In partnership with the European Emergency Number Association (EENA), DJI has released a white paper sharing insights and best practices for the safe integration of unmanned aircraft systems (UAS) in emergency situations.
The white paper stems from a yearlong project with the emergency-response community in Europe, says DJI.
“Our main goal of this project was to get a more detailed understanding of the needs of first responders and how off-the-shelf platforms can meet those needs,” explains Romeo Durscher, director of education for DJI. “What we have realized is that a drone has evolved from being a flying device to a data-collection device. Through that, it has become a decision-making tool, with applications beyond just locating a missing person or getting a simple bird’s-eye view. This knowledge allows DJI to continue building more capable hardware and software platforms.”
The white paper outlines recommendations in five areas:
Integration of UAS in Standard Operating Procedure
Key recommendations include having a minimum of two people using the UAS, with one person controlling the unit and one person searching the video feed for information that can be used for decision-making. Sharing data over an encrypted channel is a top priority, and several third-party solutions were examined over the course of the project.
Training teams on the use of UAS
While the UAS team needs to get in-depth training on how to operate the technology, the broader team, including responsible authorities and team members, needs to understand how UAS fit into the operation. The UAS team also needs to have a clear role and reporting structure within the bigger mission.
Hardware needs and maintenance
When considering hardware, teams need to make sure the platforms are reliable and have redundant systems, powerful data transmission links and integrated software-development-kit functionalities. Further, the first-responder community articulated the need for weatherproof systems, more powerful lift capability, payload drop capacity and flashlights for night flying.

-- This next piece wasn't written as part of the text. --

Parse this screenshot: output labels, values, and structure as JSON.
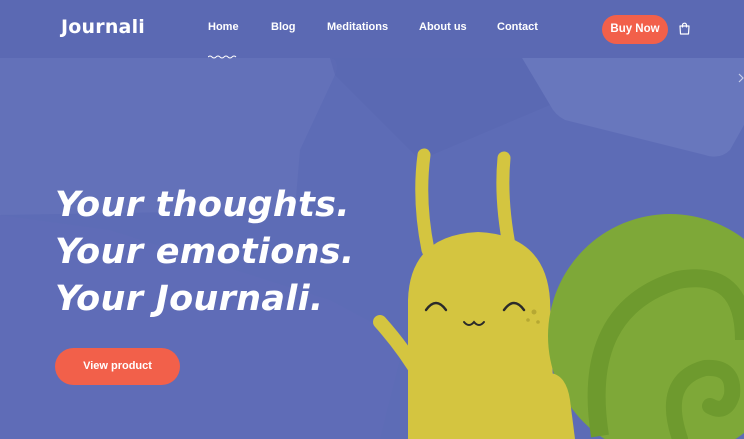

Basic recommendations include always inspecting the units for damage and making sure they are updated with latest firmware. Other key questions to address include where the units should be stored, how they are best transported to an incident site, where they should be deployed and how battery management is best structured.
As with any new technology, educating regulators and the public is important to build trust for the technology and to ensure a legislative framework that is open for drone use. Developing an industry standard for first-responder UAS to use blue lights is widely supported by the community.

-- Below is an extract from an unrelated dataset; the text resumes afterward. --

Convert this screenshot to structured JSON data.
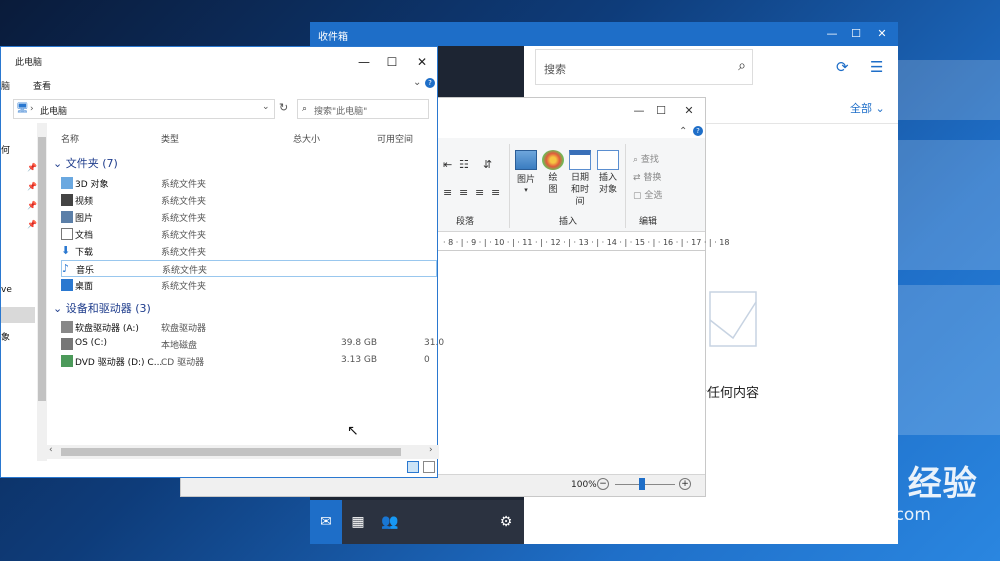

“The project has been a real window into how [remotely piloted aircraft systems] are being used and may be used during emergency responses,” says Tony O’Brien of EENA. “We have seen that the pace of technological advancements will continue as the platforms become more intelligent, more resilient, more innovative and more impactful.”
Four first-responder teams participated as partners in the research project between May and October of this year: Mid and West Wales Fire and Rescue Service (U.K.), Donegal Mountain Rescue (Ireland), Greater Copenhagen Fire Department (Denmark), and Reykjavik SAR Team (Iceland).
The white paper can be downloaded here.